Rocking on or off my fanny?

Rocking in a rocking chair or throwing rocks is the question.

The choice is between a quieter reflection and bold resistance to the evils I deplore. Between sitting in the Amish rocker Jacob Miller built to the dimensions of my fanny, rocking in hopes of seeing things more clearly, or getting up off my fanny to throw some rocks.

rock

More years ago than the one when Jacob Miller built his Amish rocker to fit my fanny, a student at the University of Wisconsin-Whitewater threw a rock through a store window during a peace demonstration in downtown Whitewater against all pre-march instructions and agreements.

Such moments cause one to sit and rock awhile when the rocks are flying.

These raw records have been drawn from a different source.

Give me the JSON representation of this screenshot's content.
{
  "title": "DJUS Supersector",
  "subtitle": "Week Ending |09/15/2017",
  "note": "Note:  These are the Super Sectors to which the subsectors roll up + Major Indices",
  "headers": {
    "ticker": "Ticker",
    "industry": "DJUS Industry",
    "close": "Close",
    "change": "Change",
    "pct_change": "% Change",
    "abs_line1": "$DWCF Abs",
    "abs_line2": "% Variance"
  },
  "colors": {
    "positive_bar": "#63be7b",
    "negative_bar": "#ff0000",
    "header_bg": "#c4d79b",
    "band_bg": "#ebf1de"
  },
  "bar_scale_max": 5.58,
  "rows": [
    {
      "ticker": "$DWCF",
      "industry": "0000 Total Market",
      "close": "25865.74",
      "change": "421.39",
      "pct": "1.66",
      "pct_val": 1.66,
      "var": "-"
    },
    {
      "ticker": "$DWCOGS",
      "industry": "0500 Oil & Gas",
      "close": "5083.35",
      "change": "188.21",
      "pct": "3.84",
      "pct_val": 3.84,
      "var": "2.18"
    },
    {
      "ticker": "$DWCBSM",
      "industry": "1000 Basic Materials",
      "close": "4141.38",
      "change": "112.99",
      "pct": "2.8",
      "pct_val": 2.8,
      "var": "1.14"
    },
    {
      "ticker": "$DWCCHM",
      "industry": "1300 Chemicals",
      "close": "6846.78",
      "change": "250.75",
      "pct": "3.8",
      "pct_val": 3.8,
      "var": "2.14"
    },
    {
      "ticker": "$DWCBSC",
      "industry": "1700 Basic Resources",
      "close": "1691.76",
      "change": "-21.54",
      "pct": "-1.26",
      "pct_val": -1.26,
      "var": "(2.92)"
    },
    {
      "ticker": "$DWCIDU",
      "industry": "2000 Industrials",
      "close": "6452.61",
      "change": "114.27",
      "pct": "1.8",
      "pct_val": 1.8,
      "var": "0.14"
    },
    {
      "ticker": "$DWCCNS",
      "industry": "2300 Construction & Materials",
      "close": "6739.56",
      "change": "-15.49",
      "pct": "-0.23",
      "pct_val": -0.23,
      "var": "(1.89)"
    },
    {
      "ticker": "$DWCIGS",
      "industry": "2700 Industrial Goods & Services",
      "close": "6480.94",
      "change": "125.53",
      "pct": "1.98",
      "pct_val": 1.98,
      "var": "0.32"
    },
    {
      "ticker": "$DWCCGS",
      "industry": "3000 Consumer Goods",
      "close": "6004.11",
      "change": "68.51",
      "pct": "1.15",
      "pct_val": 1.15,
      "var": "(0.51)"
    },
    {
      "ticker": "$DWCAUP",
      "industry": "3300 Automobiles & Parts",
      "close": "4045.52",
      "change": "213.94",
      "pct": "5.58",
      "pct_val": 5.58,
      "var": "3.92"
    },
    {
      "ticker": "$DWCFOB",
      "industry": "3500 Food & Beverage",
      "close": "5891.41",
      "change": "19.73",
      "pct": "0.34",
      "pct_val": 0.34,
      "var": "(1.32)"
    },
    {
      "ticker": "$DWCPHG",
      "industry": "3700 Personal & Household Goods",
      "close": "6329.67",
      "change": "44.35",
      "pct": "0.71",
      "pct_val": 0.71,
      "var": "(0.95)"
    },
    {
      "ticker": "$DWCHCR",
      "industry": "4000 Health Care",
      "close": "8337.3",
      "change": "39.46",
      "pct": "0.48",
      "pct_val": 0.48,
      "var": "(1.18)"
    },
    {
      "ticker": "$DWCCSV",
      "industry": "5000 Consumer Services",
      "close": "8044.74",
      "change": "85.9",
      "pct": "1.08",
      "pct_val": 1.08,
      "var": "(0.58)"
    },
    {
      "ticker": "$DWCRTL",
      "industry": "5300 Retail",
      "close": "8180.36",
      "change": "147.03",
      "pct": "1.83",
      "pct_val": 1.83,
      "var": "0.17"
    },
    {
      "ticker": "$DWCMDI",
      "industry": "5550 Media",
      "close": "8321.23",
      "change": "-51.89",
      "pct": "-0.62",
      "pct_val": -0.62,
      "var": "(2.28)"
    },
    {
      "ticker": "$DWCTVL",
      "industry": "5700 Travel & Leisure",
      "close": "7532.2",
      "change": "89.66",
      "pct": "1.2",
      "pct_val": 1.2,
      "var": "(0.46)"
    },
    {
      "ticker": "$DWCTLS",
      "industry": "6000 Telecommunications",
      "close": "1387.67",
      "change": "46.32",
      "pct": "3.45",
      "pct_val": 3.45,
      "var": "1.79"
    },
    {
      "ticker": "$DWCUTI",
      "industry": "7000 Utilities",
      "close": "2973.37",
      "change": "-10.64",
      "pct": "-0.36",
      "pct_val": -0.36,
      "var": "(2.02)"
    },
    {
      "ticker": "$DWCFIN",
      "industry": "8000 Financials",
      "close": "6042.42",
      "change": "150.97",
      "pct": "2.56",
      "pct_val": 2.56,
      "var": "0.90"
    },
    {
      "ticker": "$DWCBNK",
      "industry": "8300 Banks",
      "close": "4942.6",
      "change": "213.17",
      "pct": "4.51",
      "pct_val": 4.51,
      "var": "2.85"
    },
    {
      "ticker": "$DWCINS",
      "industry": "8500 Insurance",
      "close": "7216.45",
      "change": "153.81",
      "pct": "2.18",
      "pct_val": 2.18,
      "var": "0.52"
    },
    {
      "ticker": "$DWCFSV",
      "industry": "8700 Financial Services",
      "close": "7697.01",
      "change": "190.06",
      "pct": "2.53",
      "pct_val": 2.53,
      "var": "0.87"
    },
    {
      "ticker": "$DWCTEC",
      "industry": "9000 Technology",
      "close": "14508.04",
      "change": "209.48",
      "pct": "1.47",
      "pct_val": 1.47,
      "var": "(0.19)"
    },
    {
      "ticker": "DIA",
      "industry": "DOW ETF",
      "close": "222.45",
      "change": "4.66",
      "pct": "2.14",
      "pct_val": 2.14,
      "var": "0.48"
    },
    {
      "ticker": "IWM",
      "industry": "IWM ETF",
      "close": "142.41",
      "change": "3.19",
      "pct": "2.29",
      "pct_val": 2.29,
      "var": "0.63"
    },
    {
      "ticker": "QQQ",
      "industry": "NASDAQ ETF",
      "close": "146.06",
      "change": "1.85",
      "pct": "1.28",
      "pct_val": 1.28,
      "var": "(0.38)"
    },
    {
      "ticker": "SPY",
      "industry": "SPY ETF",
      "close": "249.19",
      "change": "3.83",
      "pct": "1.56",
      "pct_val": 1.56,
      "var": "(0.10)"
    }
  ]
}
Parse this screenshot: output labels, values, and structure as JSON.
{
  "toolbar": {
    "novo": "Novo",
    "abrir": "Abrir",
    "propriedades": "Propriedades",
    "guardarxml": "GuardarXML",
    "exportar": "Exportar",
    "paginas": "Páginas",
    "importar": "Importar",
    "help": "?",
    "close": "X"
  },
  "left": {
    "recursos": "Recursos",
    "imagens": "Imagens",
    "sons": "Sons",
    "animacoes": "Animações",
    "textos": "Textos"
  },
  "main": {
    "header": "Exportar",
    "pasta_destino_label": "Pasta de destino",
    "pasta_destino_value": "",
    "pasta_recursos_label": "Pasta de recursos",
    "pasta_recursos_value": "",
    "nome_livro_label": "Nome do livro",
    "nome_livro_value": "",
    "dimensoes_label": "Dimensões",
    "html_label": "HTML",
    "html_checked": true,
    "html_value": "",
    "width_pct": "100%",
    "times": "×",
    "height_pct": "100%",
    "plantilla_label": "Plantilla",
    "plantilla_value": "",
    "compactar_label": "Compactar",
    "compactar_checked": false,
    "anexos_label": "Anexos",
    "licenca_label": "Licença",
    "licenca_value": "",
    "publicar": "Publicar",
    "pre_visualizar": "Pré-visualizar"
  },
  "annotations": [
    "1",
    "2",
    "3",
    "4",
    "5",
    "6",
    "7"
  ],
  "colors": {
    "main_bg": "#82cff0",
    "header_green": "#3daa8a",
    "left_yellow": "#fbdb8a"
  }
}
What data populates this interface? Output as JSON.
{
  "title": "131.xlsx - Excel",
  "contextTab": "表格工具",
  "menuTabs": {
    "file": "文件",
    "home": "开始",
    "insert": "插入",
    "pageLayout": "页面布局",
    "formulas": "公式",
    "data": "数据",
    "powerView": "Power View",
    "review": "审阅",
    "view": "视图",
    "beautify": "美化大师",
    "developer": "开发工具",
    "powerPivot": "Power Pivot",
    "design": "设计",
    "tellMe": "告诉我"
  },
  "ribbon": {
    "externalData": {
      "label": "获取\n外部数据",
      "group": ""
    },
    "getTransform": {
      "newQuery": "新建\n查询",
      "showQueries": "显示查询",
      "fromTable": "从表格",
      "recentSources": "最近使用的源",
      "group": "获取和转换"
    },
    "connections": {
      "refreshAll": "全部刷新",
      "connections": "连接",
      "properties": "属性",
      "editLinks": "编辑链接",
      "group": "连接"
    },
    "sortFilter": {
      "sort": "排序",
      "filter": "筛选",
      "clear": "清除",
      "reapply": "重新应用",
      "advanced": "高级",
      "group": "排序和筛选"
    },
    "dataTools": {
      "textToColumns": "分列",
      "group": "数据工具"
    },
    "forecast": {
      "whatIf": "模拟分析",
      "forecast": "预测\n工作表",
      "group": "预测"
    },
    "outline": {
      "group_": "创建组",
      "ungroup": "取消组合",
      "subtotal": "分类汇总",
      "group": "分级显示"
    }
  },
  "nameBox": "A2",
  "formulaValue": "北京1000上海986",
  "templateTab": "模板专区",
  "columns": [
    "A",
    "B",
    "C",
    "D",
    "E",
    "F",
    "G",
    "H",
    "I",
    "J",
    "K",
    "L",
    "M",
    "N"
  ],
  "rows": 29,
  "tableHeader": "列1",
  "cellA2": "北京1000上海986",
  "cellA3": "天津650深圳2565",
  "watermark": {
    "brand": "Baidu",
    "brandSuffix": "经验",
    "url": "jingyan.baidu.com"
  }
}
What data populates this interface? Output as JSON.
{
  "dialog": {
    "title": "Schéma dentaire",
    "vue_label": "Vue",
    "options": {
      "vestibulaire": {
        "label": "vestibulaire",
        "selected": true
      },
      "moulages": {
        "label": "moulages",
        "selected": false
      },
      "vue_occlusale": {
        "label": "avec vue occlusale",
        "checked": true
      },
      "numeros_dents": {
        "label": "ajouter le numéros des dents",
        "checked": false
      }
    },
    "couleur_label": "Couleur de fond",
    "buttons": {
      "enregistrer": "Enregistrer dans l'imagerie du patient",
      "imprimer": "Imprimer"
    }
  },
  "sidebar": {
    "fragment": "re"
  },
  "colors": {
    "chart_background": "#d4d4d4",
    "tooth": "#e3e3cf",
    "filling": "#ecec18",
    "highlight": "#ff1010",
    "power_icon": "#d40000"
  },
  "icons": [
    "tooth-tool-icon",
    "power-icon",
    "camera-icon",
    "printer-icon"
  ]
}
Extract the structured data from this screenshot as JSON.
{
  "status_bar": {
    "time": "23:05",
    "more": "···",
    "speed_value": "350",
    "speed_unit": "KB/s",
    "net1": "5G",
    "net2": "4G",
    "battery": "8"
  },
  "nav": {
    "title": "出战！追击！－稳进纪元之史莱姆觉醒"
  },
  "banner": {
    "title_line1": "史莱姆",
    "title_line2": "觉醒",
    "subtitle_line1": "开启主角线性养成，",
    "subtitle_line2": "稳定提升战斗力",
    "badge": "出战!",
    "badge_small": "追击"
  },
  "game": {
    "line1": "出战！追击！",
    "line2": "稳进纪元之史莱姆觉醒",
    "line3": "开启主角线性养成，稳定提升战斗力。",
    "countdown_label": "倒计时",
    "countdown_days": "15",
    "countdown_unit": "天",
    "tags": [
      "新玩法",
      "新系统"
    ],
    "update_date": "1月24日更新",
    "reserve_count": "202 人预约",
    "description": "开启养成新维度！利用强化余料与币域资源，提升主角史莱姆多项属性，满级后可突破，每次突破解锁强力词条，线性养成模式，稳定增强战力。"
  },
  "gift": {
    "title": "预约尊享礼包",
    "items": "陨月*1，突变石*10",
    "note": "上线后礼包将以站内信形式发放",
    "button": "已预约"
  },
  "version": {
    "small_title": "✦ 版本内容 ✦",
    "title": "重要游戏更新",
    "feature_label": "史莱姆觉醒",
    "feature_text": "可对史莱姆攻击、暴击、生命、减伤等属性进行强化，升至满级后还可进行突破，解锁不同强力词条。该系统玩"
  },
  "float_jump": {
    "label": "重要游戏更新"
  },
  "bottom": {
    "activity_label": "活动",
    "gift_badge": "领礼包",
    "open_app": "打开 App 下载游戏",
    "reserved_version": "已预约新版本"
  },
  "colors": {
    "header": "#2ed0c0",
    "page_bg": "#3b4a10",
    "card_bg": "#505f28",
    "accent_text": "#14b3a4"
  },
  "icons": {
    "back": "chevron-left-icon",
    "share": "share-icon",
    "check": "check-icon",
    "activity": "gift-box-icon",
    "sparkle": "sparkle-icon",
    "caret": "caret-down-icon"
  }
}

Philosophy has become a four-letter word in our time and that’s a shame. Not philosophy as fruitless speculation or obtuse abstraction, as in the American anti-intellectual prejudice against it. We mean philosophy as the search for reality, the plumbing of the depths for the deeper currents that flow beneath the thin surface of what we think, believe, and do.

Sit and reflect awhile

Amish Rocking chair

The news of another killing of an unarmed civilian here in the Greater Twin Cities of Minnesota and of moral and spiritual madness in the White House leads me to reach for the rocks. Active resistance is required. But there will be no effective resistance to the madness without rocking on our fannies together to get to the bottom of our collective madness. Otherwise there will be only the rock-throwing. We’ll be off our fannies . . . and off our rockers.

  • Gordon C. Stewart, Chaska, MN, July 23, 2017